[Exercise] Everything in the data below except the pictures must be repeated word for word.

[Material to process]
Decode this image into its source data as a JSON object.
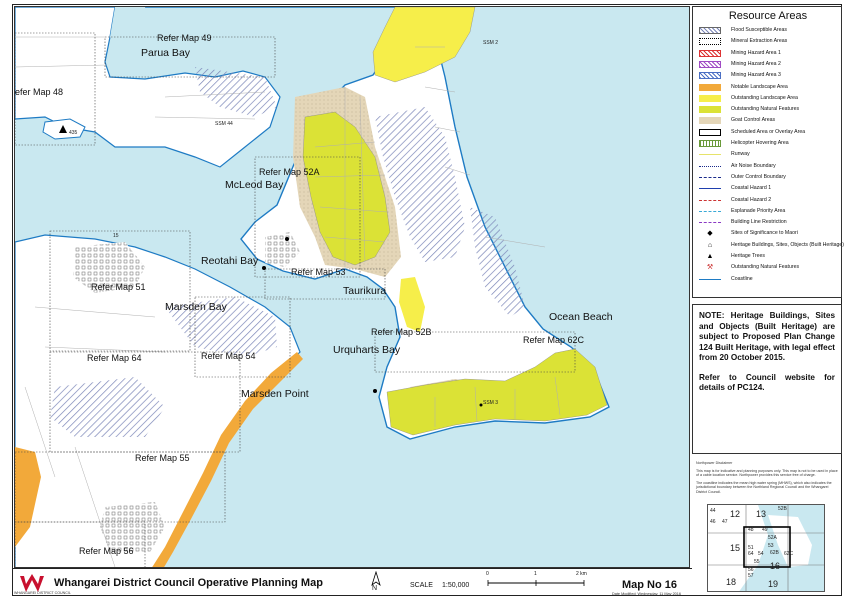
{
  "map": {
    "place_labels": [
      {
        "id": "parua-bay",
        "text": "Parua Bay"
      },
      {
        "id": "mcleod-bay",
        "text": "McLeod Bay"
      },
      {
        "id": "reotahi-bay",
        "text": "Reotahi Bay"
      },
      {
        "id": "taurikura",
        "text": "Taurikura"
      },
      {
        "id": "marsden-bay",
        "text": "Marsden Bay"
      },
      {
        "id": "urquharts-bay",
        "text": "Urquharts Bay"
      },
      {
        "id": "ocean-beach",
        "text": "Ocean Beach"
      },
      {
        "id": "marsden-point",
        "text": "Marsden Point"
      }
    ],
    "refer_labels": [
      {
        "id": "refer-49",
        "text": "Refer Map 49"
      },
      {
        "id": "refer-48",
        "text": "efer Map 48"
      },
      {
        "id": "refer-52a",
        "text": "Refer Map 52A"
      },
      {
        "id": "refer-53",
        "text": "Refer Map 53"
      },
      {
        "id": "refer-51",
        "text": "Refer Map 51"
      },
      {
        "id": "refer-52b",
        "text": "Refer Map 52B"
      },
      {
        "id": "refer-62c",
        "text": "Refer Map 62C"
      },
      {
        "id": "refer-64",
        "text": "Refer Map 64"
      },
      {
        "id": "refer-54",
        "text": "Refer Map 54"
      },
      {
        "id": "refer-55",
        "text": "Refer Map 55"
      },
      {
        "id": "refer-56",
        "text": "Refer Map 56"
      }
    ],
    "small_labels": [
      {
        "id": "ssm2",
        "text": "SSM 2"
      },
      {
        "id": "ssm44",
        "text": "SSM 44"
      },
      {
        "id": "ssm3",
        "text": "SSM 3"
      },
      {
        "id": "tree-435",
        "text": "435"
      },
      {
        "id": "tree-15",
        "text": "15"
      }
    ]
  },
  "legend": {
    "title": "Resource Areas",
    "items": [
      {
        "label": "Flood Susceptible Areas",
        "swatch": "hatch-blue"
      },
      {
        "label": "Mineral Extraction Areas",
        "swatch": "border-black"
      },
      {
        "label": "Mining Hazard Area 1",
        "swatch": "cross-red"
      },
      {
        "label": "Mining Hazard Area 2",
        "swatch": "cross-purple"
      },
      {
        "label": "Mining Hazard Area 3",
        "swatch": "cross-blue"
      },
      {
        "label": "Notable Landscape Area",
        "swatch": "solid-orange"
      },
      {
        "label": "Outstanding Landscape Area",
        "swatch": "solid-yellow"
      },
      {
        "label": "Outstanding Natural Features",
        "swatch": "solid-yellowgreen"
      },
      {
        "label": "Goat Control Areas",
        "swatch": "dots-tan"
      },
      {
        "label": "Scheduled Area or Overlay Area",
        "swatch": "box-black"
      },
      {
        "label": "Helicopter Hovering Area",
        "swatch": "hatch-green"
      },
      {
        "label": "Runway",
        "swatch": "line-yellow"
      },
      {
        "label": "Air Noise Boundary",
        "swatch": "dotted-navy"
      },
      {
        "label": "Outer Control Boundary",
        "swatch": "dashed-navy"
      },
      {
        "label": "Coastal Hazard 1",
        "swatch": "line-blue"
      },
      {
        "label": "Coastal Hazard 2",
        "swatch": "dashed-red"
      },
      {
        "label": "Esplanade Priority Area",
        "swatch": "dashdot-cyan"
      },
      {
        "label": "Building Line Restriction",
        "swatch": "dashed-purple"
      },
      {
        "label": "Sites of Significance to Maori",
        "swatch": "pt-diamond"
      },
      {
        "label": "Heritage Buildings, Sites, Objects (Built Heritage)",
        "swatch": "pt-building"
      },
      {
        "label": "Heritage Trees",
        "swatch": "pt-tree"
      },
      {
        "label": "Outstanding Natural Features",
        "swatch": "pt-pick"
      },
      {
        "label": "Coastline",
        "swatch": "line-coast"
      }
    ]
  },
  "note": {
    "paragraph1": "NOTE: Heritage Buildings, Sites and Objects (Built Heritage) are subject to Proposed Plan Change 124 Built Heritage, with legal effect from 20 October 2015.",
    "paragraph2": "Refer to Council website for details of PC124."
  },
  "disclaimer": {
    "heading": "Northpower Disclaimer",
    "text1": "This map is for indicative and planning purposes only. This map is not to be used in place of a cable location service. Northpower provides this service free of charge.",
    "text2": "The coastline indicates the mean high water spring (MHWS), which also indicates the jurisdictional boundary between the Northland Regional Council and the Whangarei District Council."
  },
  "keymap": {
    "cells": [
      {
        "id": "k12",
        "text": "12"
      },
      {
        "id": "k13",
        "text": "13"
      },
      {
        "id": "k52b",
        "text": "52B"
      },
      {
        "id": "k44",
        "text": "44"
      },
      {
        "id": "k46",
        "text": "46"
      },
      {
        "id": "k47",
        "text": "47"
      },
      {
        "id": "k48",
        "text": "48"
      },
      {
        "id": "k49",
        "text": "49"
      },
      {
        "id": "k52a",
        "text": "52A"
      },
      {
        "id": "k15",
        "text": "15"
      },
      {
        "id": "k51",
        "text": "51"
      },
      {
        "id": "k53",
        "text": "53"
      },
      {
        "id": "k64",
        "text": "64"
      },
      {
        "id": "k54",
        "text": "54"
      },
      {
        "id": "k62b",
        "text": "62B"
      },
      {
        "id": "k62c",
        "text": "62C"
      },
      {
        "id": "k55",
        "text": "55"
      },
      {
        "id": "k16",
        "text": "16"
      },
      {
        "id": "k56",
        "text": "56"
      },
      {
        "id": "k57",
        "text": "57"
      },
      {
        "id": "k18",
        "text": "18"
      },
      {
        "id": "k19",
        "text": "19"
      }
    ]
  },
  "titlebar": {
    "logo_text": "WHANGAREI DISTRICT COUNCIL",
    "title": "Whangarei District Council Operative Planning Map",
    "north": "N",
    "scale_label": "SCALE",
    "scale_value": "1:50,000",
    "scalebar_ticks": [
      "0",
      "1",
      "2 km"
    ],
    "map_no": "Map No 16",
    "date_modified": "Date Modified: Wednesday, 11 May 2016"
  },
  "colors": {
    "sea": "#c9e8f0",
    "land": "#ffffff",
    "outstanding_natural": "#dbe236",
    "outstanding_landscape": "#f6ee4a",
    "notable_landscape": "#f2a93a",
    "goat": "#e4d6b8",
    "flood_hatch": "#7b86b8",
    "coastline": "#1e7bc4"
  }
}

[Solution]
Decode this image into its source data as a JSON object.
{
  "map": {
    "place_labels": [
      {
        "id": "parua-bay",
        "text": "Parua Bay"
      },
      {
        "id": "mcleod-bay",
        "text": "McLeod Bay"
      },
      {
        "id": "reotahi-bay",
        "text": "Reotahi Bay"
      },
      {
        "id": "taurikura",
        "text": "Taurikura"
      },
      {
        "id": "marsden-bay",
        "text": "Marsden Bay"
      },
      {
        "id": "urquharts-bay",
        "text": "Urquharts Bay"
      },
      {
        "id": "ocean-beach",
        "text": "Ocean Beach"
      },
      {
        "id": "marsden-point",
        "text": "Marsden Point"
      }
    ],
    "refer_labels": [
      {
        "id": "refer-49",
        "text": "Refer Map 49"
      },
      {
        "id": "refer-48",
        "text": "efer Map 48"
      },
      {
        "id": "refer-52a",
        "text": "Refer Map 52A"
      },
      {
        "id": "refer-53",
        "text": "Refer Map 53"
      },
      {
        "id": "refer-51",
        "text": "Refer Map 51"
      },
      {
        "id": "refer-52b",
        "text": "Refer Map 52B"
      },
      {
        "id": "refer-62c",
        "text": "Refer Map 62C"
      },
      {
        "id": "refer-64",
        "text": "Refer Map 64"
      },
      {
        "id": "refer-54",
        "text": "Refer Map 54"
      },
      {
        "id": "refer-55",
        "text": "Refer Map 55"
      },
      {
        "id": "refer-56",
        "text": "Refer Map 56"
      }
    ],
    "small_labels": [
      {
        "id": "ssm2",
        "text": "SSM 2"
      },
      {
        "id": "ssm44",
        "text": "SSM 44"
      },
      {
        "id": "ssm3",
        "text": "SSM 3"
      },
      {
        "id": "tree-435",
        "text": "435"
      },
      {
        "id": "tree-15",
        "text": "15"
      }
    ]
  },
  "legend": {
    "title": "Resource Areas",
    "items": [
      {
        "label": "Flood Susceptible Areas",
        "swatch": "hatch-blue"
      },
      {
        "label": "Mineral Extraction Areas",
        "swatch": "border-black"
      },
      {
        "label": "Mining Hazard Area 1",
        "swatch": "cross-red"
      },
      {
        "label": "Mining Hazard Area 2",
        "swatch": "cross-purple"
      },
      {
        "label": "Mining Hazard Area 3",
        "swatch": "cross-blue"
      },
      {
        "label": "Notable Landscape Area",
        "swatch": "solid-orange"
      },
      {
        "label": "Outstanding Landscape Area",
        "swatch": "solid-yellow"
      },
      {
        "label": "Outstanding Natural Features",
        "swatch": "solid-yellowgreen"
      },
      {
        "label": "Goat Control Areas",
        "swatch": "dots-tan"
      },
      {
        "label": "Scheduled Area or Overlay Area",
        "swatch": "box-black"
      },
      {
        "label": "Helicopter Hovering Area",
        "swatch": "hatch-green"
      },
      {
        "label": "Runway",
        "swatch": "line-yellow"
      },
      {
        "label": "Air Noise Boundary",
        "swatch": "dotted-navy"
      },
      {
        "label": "Outer Control Boundary",
        "swatch": "dashed-navy"
      },
      {
        "label": "Coastal Hazard 1",
        "swatch": "line-blue"
      },
      {
        "label": "Coastal Hazard 2",
        "swatch": "dashed-red"
      },
      {
        "label": "Esplanade Priority Area",
        "swatch": "dashdot-cyan"
      },
      {
        "label": "Building Line Restriction",
        "swatch": "dashed-purple"
      },
      {
        "label": "Sites of Significance to Maori",
        "swatch": "pt-diamond"
      },
      {
        "label": "Heritage Buildings, Sites, Objects (Built Heritage)",
        "swatch": "pt-building"
      },
      {
        "label": "Heritage Trees",
        "swatch": "pt-tree"
      },
      {
        "label": "Outstanding Natural Features",
        "swatch": "pt-pick"
      },
      {
        "label": "Coastline",
        "swatch": "line-coast"
      }
    ]
  },
  "note": {
    "paragraph1": "NOTE: Heritage Buildings, Sites and Objects (Built Heritage) are subject to Proposed Plan Change 124 Built Heritage, with legal effect from 20 October 2015.",
    "paragraph2": "Refer to Council website for details of PC124."
  },
  "disclaimer": {
    "heading": "Northpower Disclaimer",
    "text1": "This map is for indicative and planning purposes only. This map is not to be used in place of a cable location service. Northpower provides this service free of charge.",
    "text2": "The coastline indicates the mean high water spring (MHWS), which also indicates the jurisdictional boundary between the Northland Regional Council and the Whangarei District Council."
  },
  "keymap": {
    "cells": [
      {
        "id": "k12",
        "text": "12"
      },
      {
        "id": "k13",
        "text": "13"
      },
      {
        "id": "k52b",
        "text": "52B"
      },
      {
        "id": "k44",
        "text": "44"
      },
      {
        "id": "k46",
        "text": "46"
      },
      {
        "id": "k47",
        "text": "47"
      },
      {
        "id": "k48",
        "text": "48"
      },
      {
        "id": "k49",
        "text": "49"
      },
      {
        "id": "k52a",
        "text": "52A"
      },
      {
        "id": "k15",
        "text": "15"
      },
      {
        "id": "k51",
        "text": "51"
      },
      {
        "id": "k53",
        "text": "53"
      },
      {
        "id": "k64",
        "text": "64"
      },
      {
        "id": "k54",
        "text": "54"
      },
      {
        "id": "k62b",
        "text": "62B"
      },
      {
        "id": "k62c",
        "text": "62C"
      },
      {
        "id": "k55",
        "text": "55"
      },
      {
        "id": "k16",
        "text": "16"
      },
      {
        "id": "k56",
        "text": "56"
      },
      {
        "id": "k57",
        "text": "57"
      },
      {
        "id": "k18",
        "text": "18"
      },
      {
        "id": "k19",
        "text": "19"
      }
    ]
  },
  "titlebar": {
    "logo_text": "WHANGAREI DISTRICT COUNCIL",
    "title": "Whangarei District Council Operative Planning Map",
    "north": "N",
    "scale_label": "SCALE",
    "scale_value": "1:50,000",
    "scalebar_ticks": [
      "0",
      "1",
      "2 km"
    ],
    "map_no": "Map No 16",
    "date_modified": "Date Modified: Wednesday, 11 May 2016"
  },
  "colors": {
    "sea": "#c9e8f0",
    "land": "#ffffff",
    "outstanding_natural": "#dbe236",
    "outstanding_landscape": "#f6ee4a",
    "notable_landscape": "#f2a93a",
    "goat": "#e4d6b8",
    "flood_hatch": "#7b86b8",
    "coastline": "#1e7bc4"
  }
}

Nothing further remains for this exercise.